Mark Stevens: Certainly, as I understand it the women had consensual sex with him before and after these alleged incidents. But we do not know what the nature of the allegations are because beyond that what we’ve heard briefly in court, because we haven’t got the file and we haven’t got the evidence. In fact I asked the Australian High Commission in London and the Australian Embassy in Sweden to get in touch with the Swedish authorities and the British authorities and let’s have a copy of this evidence, let’s see it.
John Robles: In one of the newspapers they said that Sweden will become the laughing stock of the entire planet if they prosecute someone for rape for not using a condom. I mean is that an actual law in Sweden? Can you comment on that?
Mark Stevens: That is not a law in Sweden and I think that is going to be a problem area. So until we see the file I really can’t go too much in any detail because obviously I have to talk to my client about what to say in answer to the allegations when I see them.
John Robles: There’s one thing I want to ask you: what exactly is going to happen on the 14th? Is that going to be like a pretrial hearing or is it the actual extradition hearing or what?
Mark Stevens: No, it’ll be the hearing when the issues are identified and then once they are identified we’ll have an idea of how long the hearing will take place and the date will be scheduled, probably the end of January or the beginning of February.
John Robles: What do you think Julian’s next move will be? Can you comment on that?
Mark Stevens: I plan to visit him. That is a part of my next stage. And we’ll see where we’ll go from there.
John Robles: Can you comment on the insurance file? I am sure you know what I’m talking about.

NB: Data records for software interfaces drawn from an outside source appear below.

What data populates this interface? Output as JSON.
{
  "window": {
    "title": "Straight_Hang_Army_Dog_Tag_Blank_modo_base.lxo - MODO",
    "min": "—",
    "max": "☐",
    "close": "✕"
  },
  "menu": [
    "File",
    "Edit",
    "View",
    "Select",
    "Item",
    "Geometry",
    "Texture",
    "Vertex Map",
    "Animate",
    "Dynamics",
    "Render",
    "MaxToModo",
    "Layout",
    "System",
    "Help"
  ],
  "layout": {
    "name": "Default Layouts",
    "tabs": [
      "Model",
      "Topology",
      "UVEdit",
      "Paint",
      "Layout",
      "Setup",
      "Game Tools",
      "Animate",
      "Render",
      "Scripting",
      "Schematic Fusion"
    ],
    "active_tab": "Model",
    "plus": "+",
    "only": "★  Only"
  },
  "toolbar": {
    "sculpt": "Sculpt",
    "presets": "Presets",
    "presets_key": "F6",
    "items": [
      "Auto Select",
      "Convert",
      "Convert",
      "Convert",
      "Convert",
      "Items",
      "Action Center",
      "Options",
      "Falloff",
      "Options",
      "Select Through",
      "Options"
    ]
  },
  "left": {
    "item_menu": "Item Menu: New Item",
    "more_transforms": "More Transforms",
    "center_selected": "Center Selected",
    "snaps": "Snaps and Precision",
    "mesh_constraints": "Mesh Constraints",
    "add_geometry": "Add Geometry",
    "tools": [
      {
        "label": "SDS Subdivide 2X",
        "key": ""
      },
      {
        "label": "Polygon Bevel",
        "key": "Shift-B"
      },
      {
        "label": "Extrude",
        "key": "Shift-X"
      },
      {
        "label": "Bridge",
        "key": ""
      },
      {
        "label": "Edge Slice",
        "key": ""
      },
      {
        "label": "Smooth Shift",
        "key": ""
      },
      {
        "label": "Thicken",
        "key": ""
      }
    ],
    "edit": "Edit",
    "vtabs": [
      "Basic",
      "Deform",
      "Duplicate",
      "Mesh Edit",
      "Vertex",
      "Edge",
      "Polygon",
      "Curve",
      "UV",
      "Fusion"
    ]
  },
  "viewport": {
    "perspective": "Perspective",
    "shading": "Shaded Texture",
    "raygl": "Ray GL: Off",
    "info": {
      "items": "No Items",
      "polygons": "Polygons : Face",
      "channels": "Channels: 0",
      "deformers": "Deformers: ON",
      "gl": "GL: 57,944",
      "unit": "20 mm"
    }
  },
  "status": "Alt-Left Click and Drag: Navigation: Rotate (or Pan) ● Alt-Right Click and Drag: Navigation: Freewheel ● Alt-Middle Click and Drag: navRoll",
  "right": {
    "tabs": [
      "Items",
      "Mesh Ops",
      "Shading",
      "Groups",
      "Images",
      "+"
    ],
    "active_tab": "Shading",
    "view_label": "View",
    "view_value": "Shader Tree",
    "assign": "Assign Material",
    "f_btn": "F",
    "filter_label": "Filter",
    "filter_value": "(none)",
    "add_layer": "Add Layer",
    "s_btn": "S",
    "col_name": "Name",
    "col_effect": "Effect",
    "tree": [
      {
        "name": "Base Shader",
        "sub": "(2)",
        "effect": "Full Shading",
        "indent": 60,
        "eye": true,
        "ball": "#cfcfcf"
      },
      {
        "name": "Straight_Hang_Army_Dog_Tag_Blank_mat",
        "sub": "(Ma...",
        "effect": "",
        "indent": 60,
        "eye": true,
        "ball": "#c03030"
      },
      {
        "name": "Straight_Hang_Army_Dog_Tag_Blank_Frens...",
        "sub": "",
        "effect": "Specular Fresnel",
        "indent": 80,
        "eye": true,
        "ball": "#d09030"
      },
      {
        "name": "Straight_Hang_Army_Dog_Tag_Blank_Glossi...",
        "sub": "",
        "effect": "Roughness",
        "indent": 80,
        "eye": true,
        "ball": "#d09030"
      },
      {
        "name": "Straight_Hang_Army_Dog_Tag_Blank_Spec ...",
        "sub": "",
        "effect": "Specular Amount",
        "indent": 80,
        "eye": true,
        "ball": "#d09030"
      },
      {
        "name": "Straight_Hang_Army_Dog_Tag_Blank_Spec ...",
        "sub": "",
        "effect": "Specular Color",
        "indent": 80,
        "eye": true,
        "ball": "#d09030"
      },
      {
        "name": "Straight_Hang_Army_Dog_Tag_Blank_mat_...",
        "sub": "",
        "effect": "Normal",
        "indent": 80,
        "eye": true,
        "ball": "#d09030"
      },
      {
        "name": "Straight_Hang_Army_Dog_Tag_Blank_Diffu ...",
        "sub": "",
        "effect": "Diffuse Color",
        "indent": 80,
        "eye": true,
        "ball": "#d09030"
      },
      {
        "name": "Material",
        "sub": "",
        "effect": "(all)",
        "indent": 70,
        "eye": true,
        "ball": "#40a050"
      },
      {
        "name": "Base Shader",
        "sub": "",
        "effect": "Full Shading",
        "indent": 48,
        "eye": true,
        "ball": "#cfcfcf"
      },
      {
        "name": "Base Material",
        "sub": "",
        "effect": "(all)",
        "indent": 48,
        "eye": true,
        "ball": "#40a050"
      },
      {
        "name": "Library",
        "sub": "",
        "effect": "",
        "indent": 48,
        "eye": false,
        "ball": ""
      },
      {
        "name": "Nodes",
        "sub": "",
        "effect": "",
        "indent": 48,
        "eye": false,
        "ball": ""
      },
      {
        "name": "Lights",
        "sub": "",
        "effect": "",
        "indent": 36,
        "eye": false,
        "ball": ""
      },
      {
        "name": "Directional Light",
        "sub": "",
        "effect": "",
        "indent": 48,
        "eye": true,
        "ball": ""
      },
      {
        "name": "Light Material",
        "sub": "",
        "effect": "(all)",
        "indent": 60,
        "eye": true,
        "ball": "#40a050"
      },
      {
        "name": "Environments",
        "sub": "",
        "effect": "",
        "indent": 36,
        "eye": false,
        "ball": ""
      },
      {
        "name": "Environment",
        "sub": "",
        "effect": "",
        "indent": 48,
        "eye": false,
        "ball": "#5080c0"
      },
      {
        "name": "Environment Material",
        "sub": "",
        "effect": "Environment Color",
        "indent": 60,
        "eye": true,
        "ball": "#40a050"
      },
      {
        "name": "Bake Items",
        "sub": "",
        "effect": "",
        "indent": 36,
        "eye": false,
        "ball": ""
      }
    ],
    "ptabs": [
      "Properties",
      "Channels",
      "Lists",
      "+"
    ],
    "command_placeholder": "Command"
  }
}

Mark Stevens: Yes, I do. I think the insurance file has been much misrepresented. But obviously it’s public knowledge that Wikileaks have suffered enormous numbers of attacks in different sources. They are concerned that they may be at some point in the future prevented from publishing the remainder or the entirety of the file. And as the result of that what we have done is ensured that it is available for posterity, to historians and news organizations from this point in time and academics. So they place it out in the community. But, of course, that is entirely separate from these allegations against the editor-in-chief and editor-in-chief of Wikileaks currently finds himself indisposed but like any news organization when the editor’s on holiday or finds himself indisposed somebody else steps into the bridge and others carry on publishing the newspaper. And that’s what is happening with Wikileaks. They are continuing to publish today.
John Robles: Is he going to release the key to this case?
Mark Stevens: Not in relation to the proceedings in Sweden as he currently got on foot.
John Robles: I was doing some research last night, because I am doing a piece on his case right now, and I found some information on the Internet about Anna Ardin -- that she has connections with the CIA. Do you know anything about that? She was apparently working in a group called Las Damas de Blanco (The Ladies in White). It’s an anti-Castro group that has been funded by the CIA. Do you know anything about that?
Mark Stevens: I have seen these suggestions in the blogosphere. At the moment I don’t know the strength of that and I might be interested to know from anyone who has actual evidence on the subject.
John Robles: Professor Michael Celso apparently is a specialist. I can give you my email so that you can see some information. Can you go into the defense that you are planning to mount?
Mark Stevens: No, till I see the files, I can’t.
John Robles: This is terrible not to have any files to go on.
Mark Stevens: It is very frustrating for myself and for Julian and indeed for others who are following this case because until you actually know what the allegation is it’s almost impossible to respond to it.
John Robles: Thank you very much, I’ve just been told that we are out of time. We had about ten minutes. If you don’t mind I would really like to stay in touch with you and keep up on the case.